*What the task asks*. Drop every image, then reproduce the data exactly as given.

*Data shown*.
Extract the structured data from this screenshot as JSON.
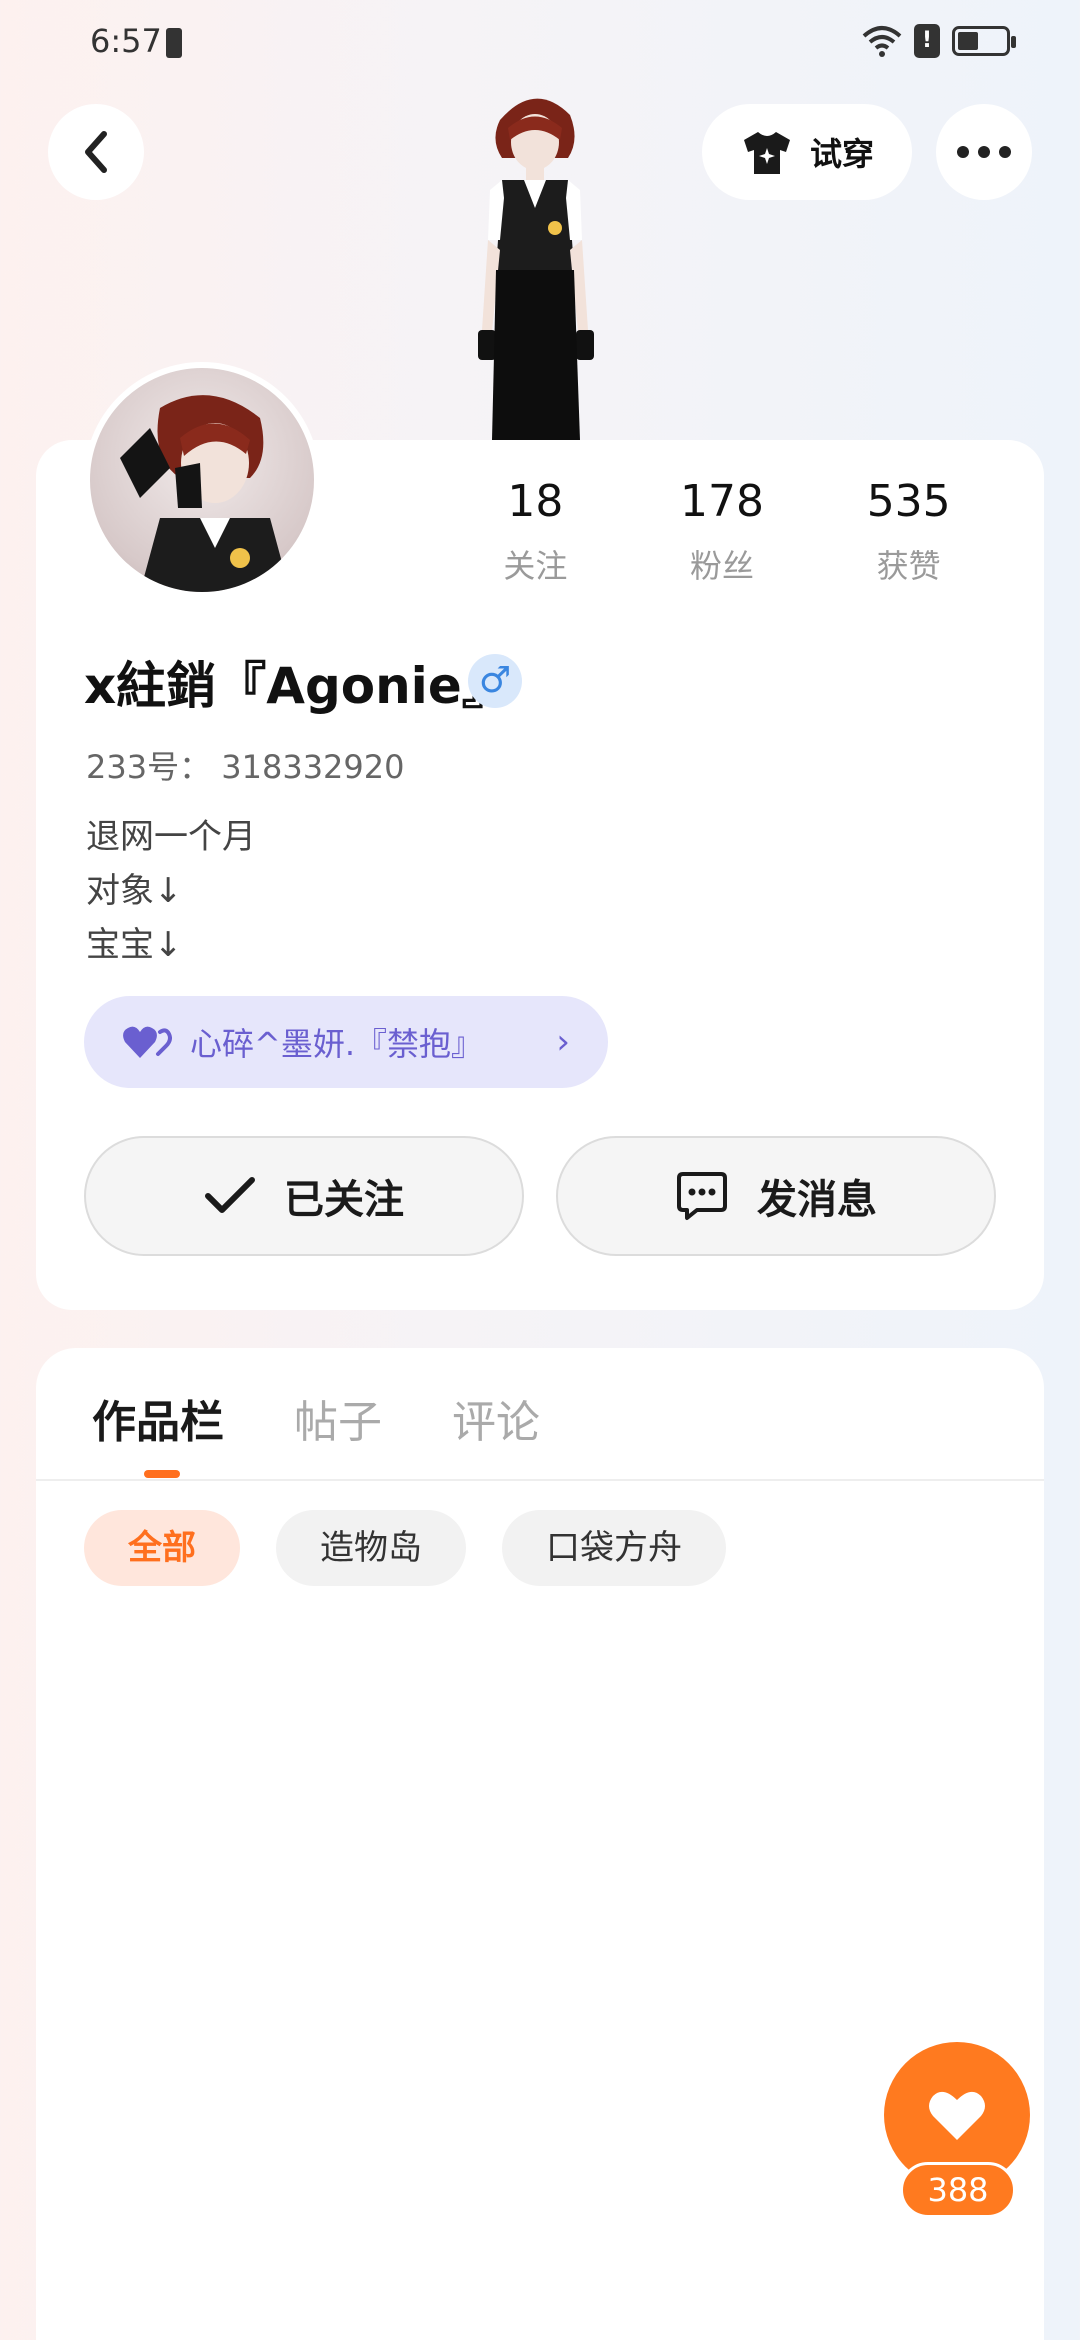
{
  "status_bar": {
    "time": "6:57"
  },
  "header": {
    "try_on_label": "试穿"
  },
  "profile": {
    "stats": [
      {
        "value": "18",
        "label": "关注"
      },
      {
        "value": "178",
        "label": "粉丝"
      },
      {
        "value": "535",
        "label": "获赞"
      }
    ],
    "username": "x紸銷『Agonie』",
    "gender_symbol": "♂",
    "uid": "233号：  318332920",
    "bio": [
      "退网一个月",
      "对象↓",
      "宝宝↓"
    ],
    "cp_name": "心碎^墨妍.『禁抱』"
  },
  "actions": {
    "follow_label": "已关注",
    "message_label": "发消息"
  },
  "tabs": [
    "作品栏",
    "帖子",
    "评论"
  ],
  "chips": [
    "全部",
    "造物岛",
    "口袋方舟"
  ],
  "like": {
    "count": "388"
  },
  "colors": {
    "accent": "#ff7a1f",
    "cp_purple": "#6a5fd0"
  }
}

*Output of the task*.
Extract the structured data from this screenshot as JSON.
{
  "status_bar": {
    "time": "6:57"
  },
  "header": {
    "try_on_label": "试穿"
  },
  "profile": {
    "stats": [
      {
        "value": "18",
        "label": "关注"
      },
      {
        "value": "178",
        "label": "粉丝"
      },
      {
        "value": "535",
        "label": "获赞"
      }
    ],
    "username": "x紸銷『Agonie』",
    "gender_symbol": "♂",
    "uid": "233号：  318332920",
    "bio": [
      "退网一个月",
      "对象↓",
      "宝宝↓"
    ],
    "cp_name": "心碎^墨妍.『禁抱』"
  },
  "actions": {
    "follow_label": "已关注",
    "message_label": "发消息"
  },
  "tabs": [
    "作品栏",
    "帖子",
    "评论"
  ],
  "chips": [
    "全部",
    "造物岛",
    "口袋方舟"
  ],
  "like": {
    "count": "388"
  },
  "colors": {
    "accent": "#ff7a1f",
    "cp_purple": "#6a5fd0"
  }
}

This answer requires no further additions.